Tattva, Naraka, United States, Geistraum Records, RAUM009 CD (2022)
Continuing to explore the role of death and destruction in the soul’s karmic journey, French solo blackened death project Tattva brings out second album “Naraka”, the title of which refers to Hell as a place of tremendous suffering in the cosmology of the Jain religion (a minor though very ancient religion in India). Souls are reborn into Naraka as a result of karma from past lives and stay in Naraka for however it takes for the karma to work its effects, after which souls are then reborn into a higher world according to other past karma. Accordingly “Naraka” is a work of sonic aggression with plenty of torment, anguish and suffering as massive raw-noise tremolo BM guitars carve out sharp, chompy riffs from a dark, oppressive space. Speedy blast-beat drum programming and an unholy choir of rasping BM and deeply guttural DM voices complete Tattva multi-instrumentalist / vocalist J’s minimal set-up: this range of instrumentation throws the emphasis onto J’s ability to come up with melody and hooks to keep listeners fixated on his desolate vision and the harsh, sharp-edged guitar tones.
While the music is dense with a very scourging and massive sound, and the shredding guitars in particular are very sharp and abrasive, it also sounds fairly light and airy. The drumming is hard-hitting but, being low in the mix, not thunderous. As a result the songs are actually easy on the ear, with melodies and riffs clear-cut, and the music and vocals not appearing to fight constantly for attention. In all songs the lyrics are important and they revolve around the soul’s experience of Hell: being judged and sentenced to Hell, death, deconstruction of one’s material body, and the agony of the punishment or justice being meted out as the effects of past evil karma are realised. The music can be very intense and emotional (especially on middle track “The Wheel of Life / Karma” which seems genuinely regretful over past sins at times) but in spite of constant twists and turns, and details like throat singing (in “Hell’s Path / Naraka”), a mystical sighing ghost choir and huge chunky riffs in some tracks, my impression of the music across the album is of songs being similar in style, atmosphere and mood.

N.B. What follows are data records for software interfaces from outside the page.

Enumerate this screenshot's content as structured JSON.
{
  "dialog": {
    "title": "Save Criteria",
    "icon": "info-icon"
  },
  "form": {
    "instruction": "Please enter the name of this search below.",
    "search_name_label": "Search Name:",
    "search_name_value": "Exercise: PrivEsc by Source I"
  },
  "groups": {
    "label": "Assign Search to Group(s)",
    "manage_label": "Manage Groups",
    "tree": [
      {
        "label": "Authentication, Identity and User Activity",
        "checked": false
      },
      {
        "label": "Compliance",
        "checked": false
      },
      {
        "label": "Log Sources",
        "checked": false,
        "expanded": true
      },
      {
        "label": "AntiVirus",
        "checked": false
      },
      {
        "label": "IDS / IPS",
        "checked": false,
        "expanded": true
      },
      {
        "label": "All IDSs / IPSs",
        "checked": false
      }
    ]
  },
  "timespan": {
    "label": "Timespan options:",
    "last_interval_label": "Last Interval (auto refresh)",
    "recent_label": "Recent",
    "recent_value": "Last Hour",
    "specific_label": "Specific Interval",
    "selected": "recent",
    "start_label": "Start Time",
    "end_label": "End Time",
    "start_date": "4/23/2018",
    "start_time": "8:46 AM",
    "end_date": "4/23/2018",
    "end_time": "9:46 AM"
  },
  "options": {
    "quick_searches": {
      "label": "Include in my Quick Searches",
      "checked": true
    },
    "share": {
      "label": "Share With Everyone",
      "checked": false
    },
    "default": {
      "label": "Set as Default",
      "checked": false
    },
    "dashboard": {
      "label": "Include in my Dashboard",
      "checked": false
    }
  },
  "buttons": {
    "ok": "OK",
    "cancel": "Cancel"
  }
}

Staying in the mould of straight-ahead old school melodic black metal, the album emphasises dense songs packed with hooks and riffs over stuttery triggered blast-beat patterns. Early tracks like “Hell’s Path …” and “Judgement / Manu Shya” are fierce and aggressive but the best track might be the closer “Expiate / Nama Rupa” which features moments of oppressive atmosphere where guitar tone floats amid ferocious riffing and ranting voices. The music has its deranged moments where everything speeds up along with slower, doomier parts and some droning guitar feedback melody looping.
“Naraka” is part of a trilogy begun by Tattva’s first album “Nirjara”, which I actually find more superior in its sound and variety. “Naraka” comes across as a more conventional blackened death metal album than “Nirjara”. (The other recording in the trilogy is an EP, “Avanati”.)